- _AIM OF THE TASK_:
Pictures don't belong in the copy; print all the records exactly.

(Page and application data records)
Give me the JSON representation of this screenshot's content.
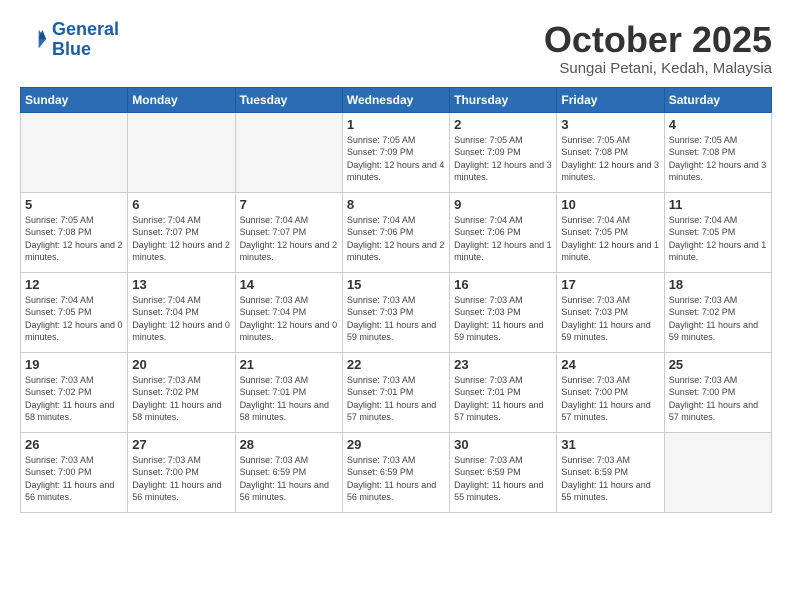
{
  "header": {
    "logo_line1": "General",
    "logo_line2": "Blue",
    "month_title": "October 2025",
    "subtitle": "Sungai Petani, Kedah, Malaysia"
  },
  "days_of_week": [
    "Sunday",
    "Monday",
    "Tuesday",
    "Wednesday",
    "Thursday",
    "Friday",
    "Saturday"
  ],
  "weeks": [
    [
      {
        "day": "",
        "info": ""
      },
      {
        "day": "",
        "info": ""
      },
      {
        "day": "",
        "info": ""
      },
      {
        "day": "1",
        "info": "Sunrise: 7:05 AM\nSunset: 7:09 PM\nDaylight: 12 hours\nand 4 minutes."
      },
      {
        "day": "2",
        "info": "Sunrise: 7:05 AM\nSunset: 7:09 PM\nDaylight: 12 hours\nand 3 minutes."
      },
      {
        "day": "3",
        "info": "Sunrise: 7:05 AM\nSunset: 7:08 PM\nDaylight: 12 hours\nand 3 minutes."
      },
      {
        "day": "4",
        "info": "Sunrise: 7:05 AM\nSunset: 7:08 PM\nDaylight: 12 hours\nand 3 minutes."
      }
    ],
    [
      {
        "day": "5",
        "info": "Sunrise: 7:05 AM\nSunset: 7:08 PM\nDaylight: 12 hours\nand 2 minutes."
      },
      {
        "day": "6",
        "info": "Sunrise: 7:04 AM\nSunset: 7:07 PM\nDaylight: 12 hours\nand 2 minutes."
      },
      {
        "day": "7",
        "info": "Sunrise: 7:04 AM\nSunset: 7:07 PM\nDaylight: 12 hours\nand 2 minutes."
      },
      {
        "day": "8",
        "info": "Sunrise: 7:04 AM\nSunset: 7:06 PM\nDaylight: 12 hours\nand 2 minutes."
      },
      {
        "day": "9",
        "info": "Sunrise: 7:04 AM\nSunset: 7:06 PM\nDaylight: 12 hours\nand 1 minute."
      },
      {
        "day": "10",
        "info": "Sunrise: 7:04 AM\nSunset: 7:05 PM\nDaylight: 12 hours\nand 1 minute."
      },
      {
        "day": "11",
        "info": "Sunrise: 7:04 AM\nSunset: 7:05 PM\nDaylight: 12 hours\nand 1 minute."
      }
    ],
    [
      {
        "day": "12",
        "info": "Sunrise: 7:04 AM\nSunset: 7:05 PM\nDaylight: 12 hours\nand 0 minutes."
      },
      {
        "day": "13",
        "info": "Sunrise: 7:04 AM\nSunset: 7:04 PM\nDaylight: 12 hours\nand 0 minutes."
      },
      {
        "day": "14",
        "info": "Sunrise: 7:03 AM\nSunset: 7:04 PM\nDaylight: 12 hours\nand 0 minutes."
      },
      {
        "day": "15",
        "info": "Sunrise: 7:03 AM\nSunset: 7:03 PM\nDaylight: 11 hours\nand 59 minutes."
      },
      {
        "day": "16",
        "info": "Sunrise: 7:03 AM\nSunset: 7:03 PM\nDaylight: 11 hours\nand 59 minutes."
      },
      {
        "day": "17",
        "info": "Sunrise: 7:03 AM\nSunset: 7:03 PM\nDaylight: 11 hours\nand 59 minutes."
      },
      {
        "day": "18",
        "info": "Sunrise: 7:03 AM\nSunset: 7:02 PM\nDaylight: 11 hours\nand 59 minutes."
      }
    ],
    [
      {
        "day": "19",
        "info": "Sunrise: 7:03 AM\nSunset: 7:02 PM\nDaylight: 11 hours\nand 58 minutes."
      },
      {
        "day": "20",
        "info": "Sunrise: 7:03 AM\nSunset: 7:02 PM\nDaylight: 11 hours\nand 58 minutes."
      },
      {
        "day": "21",
        "info": "Sunrise: 7:03 AM\nSunset: 7:01 PM\nDaylight: 11 hours\nand 58 minutes."
      },
      {
        "day": "22",
        "info": "Sunrise: 7:03 AM\nSunset: 7:01 PM\nDaylight: 11 hours\nand 57 minutes."
      },
      {
        "day": "23",
        "info": "Sunrise: 7:03 AM\nSunset: 7:01 PM\nDaylight: 11 hours\nand 57 minutes."
      },
      {
        "day": "24",
        "info": "Sunrise: 7:03 AM\nSunset: 7:00 PM\nDaylight: 11 hours\nand 57 minutes."
      },
      {
        "day": "25",
        "info": "Sunrise: 7:03 AM\nSunset: 7:00 PM\nDaylight: 11 hours\nand 57 minutes."
      }
    ],
    [
      {
        "day": "26",
        "info": "Sunrise: 7:03 AM\nSunset: 7:00 PM\nDaylight: 11 hours\nand 56 minutes."
      },
      {
        "day": "27",
        "info": "Sunrise: 7:03 AM\nSunset: 7:00 PM\nDaylight: 11 hours\nand 56 minutes."
      },
      {
        "day": "28",
        "info": "Sunrise: 7:03 AM\nSunset: 6:59 PM\nDaylight: 11 hours\nand 56 minutes."
      },
      {
        "day": "29",
        "info": "Sunrise: 7:03 AM\nSunset: 6:59 PM\nDaylight: 11 hours\nand 56 minutes."
      },
      {
        "day": "30",
        "info": "Sunrise: 7:03 AM\nSunset: 6:59 PM\nDaylight: 11 hours\nand 55 minutes."
      },
      {
        "day": "31",
        "info": "Sunrise: 7:03 AM\nSunset: 6:59 PM\nDaylight: 11 hours\nand 55 minutes."
      },
      {
        "day": "",
        "info": ""
      }
    ]
  ]
}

- _SOLUTION BELOW_:
Give me the JSON representation of this screenshot's content.
{
  "header": {
    "logo_line1": "General",
    "logo_line2": "Blue",
    "month_title": "October 2025",
    "subtitle": "Sungai Petani, Kedah, Malaysia"
  },
  "days_of_week": [
    "Sunday",
    "Monday",
    "Tuesday",
    "Wednesday",
    "Thursday",
    "Friday",
    "Saturday"
  ],
  "weeks": [
    [
      {
        "day": "",
        "info": ""
      },
      {
        "day": "",
        "info": ""
      },
      {
        "day": "",
        "info": ""
      },
      {
        "day": "1",
        "info": "Sunrise: 7:05 AM\nSunset: 7:09 PM\nDaylight: 12 hours\nand 4 minutes."
      },
      {
        "day": "2",
        "info": "Sunrise: 7:05 AM\nSunset: 7:09 PM\nDaylight: 12 hours\nand 3 minutes."
      },
      {
        "day": "3",
        "info": "Sunrise: 7:05 AM\nSunset: 7:08 PM\nDaylight: 12 hours\nand 3 minutes."
      },
      {
        "day": "4",
        "info": "Sunrise: 7:05 AM\nSunset: 7:08 PM\nDaylight: 12 hours\nand 3 minutes."
      }
    ],
    [
      {
        "day": "5",
        "info": "Sunrise: 7:05 AM\nSunset: 7:08 PM\nDaylight: 12 hours\nand 2 minutes."
      },
      {
        "day": "6",
        "info": "Sunrise: 7:04 AM\nSunset: 7:07 PM\nDaylight: 12 hours\nand 2 minutes."
      },
      {
        "day": "7",
        "info": "Sunrise: 7:04 AM\nSunset: 7:07 PM\nDaylight: 12 hours\nand 2 minutes."
      },
      {
        "day": "8",
        "info": "Sunrise: 7:04 AM\nSunset: 7:06 PM\nDaylight: 12 hours\nand 2 minutes."
      },
      {
        "day": "9",
        "info": "Sunrise: 7:04 AM\nSunset: 7:06 PM\nDaylight: 12 hours\nand 1 minute."
      },
      {
        "day": "10",
        "info": "Sunrise: 7:04 AM\nSunset: 7:05 PM\nDaylight: 12 hours\nand 1 minute."
      },
      {
        "day": "11",
        "info": "Sunrise: 7:04 AM\nSunset: 7:05 PM\nDaylight: 12 hours\nand 1 minute."
      }
    ],
    [
      {
        "day": "12",
        "info": "Sunrise: 7:04 AM\nSunset: 7:05 PM\nDaylight: 12 hours\nand 0 minutes."
      },
      {
        "day": "13",
        "info": "Sunrise: 7:04 AM\nSunset: 7:04 PM\nDaylight: 12 hours\nand 0 minutes."
      },
      {
        "day": "14",
        "info": "Sunrise: 7:03 AM\nSunset: 7:04 PM\nDaylight: 12 hours\nand 0 minutes."
      },
      {
        "day": "15",
        "info": "Sunrise: 7:03 AM\nSunset: 7:03 PM\nDaylight: 11 hours\nand 59 minutes."
      },
      {
        "day": "16",
        "info": "Sunrise: 7:03 AM\nSunset: 7:03 PM\nDaylight: 11 hours\nand 59 minutes."
      },
      {
        "day": "17",
        "info": "Sunrise: 7:03 AM\nSunset: 7:03 PM\nDaylight: 11 hours\nand 59 minutes."
      },
      {
        "day": "18",
        "info": "Sunrise: 7:03 AM\nSunset: 7:02 PM\nDaylight: 11 hours\nand 59 minutes."
      }
    ],
    [
      {
        "day": "19",
        "info": "Sunrise: 7:03 AM\nSunset: 7:02 PM\nDaylight: 11 hours\nand 58 minutes."
      },
      {
        "day": "20",
        "info": "Sunrise: 7:03 AM\nSunset: 7:02 PM\nDaylight: 11 hours\nand 58 minutes."
      },
      {
        "day": "21",
        "info": "Sunrise: 7:03 AM\nSunset: 7:01 PM\nDaylight: 11 hours\nand 58 minutes."
      },
      {
        "day": "22",
        "info": "Sunrise: 7:03 AM\nSunset: 7:01 PM\nDaylight: 11 hours\nand 57 minutes."
      },
      {
        "day": "23",
        "info": "Sunrise: 7:03 AM\nSunset: 7:01 PM\nDaylight: 11 hours\nand 57 minutes."
      },
      {
        "day": "24",
        "info": "Sunrise: 7:03 AM\nSunset: 7:00 PM\nDaylight: 11 hours\nand 57 minutes."
      },
      {
        "day": "25",
        "info": "Sunrise: 7:03 AM\nSunset: 7:00 PM\nDaylight: 11 hours\nand 57 minutes."
      }
    ],
    [
      {
        "day": "26",
        "info": "Sunrise: 7:03 AM\nSunset: 7:00 PM\nDaylight: 11 hours\nand 56 minutes."
      },
      {
        "day": "27",
        "info": "Sunrise: 7:03 AM\nSunset: 7:00 PM\nDaylight: 11 hours\nand 56 minutes."
      },
      {
        "day": "28",
        "info": "Sunrise: 7:03 AM\nSunset: 6:59 PM\nDaylight: 11 hours\nand 56 minutes."
      },
      {
        "day": "29",
        "info": "Sunrise: 7:03 AM\nSunset: 6:59 PM\nDaylight: 11 hours\nand 56 minutes."
      },
      {
        "day": "30",
        "info": "Sunrise: 7:03 AM\nSunset: 6:59 PM\nDaylight: 11 hours\nand 55 minutes."
      },
      {
        "day": "31",
        "info": "Sunrise: 7:03 AM\nSunset: 6:59 PM\nDaylight: 11 hours\nand 55 minutes."
      },
      {
        "day": "",
        "info": ""
      }
    ]
  ]
}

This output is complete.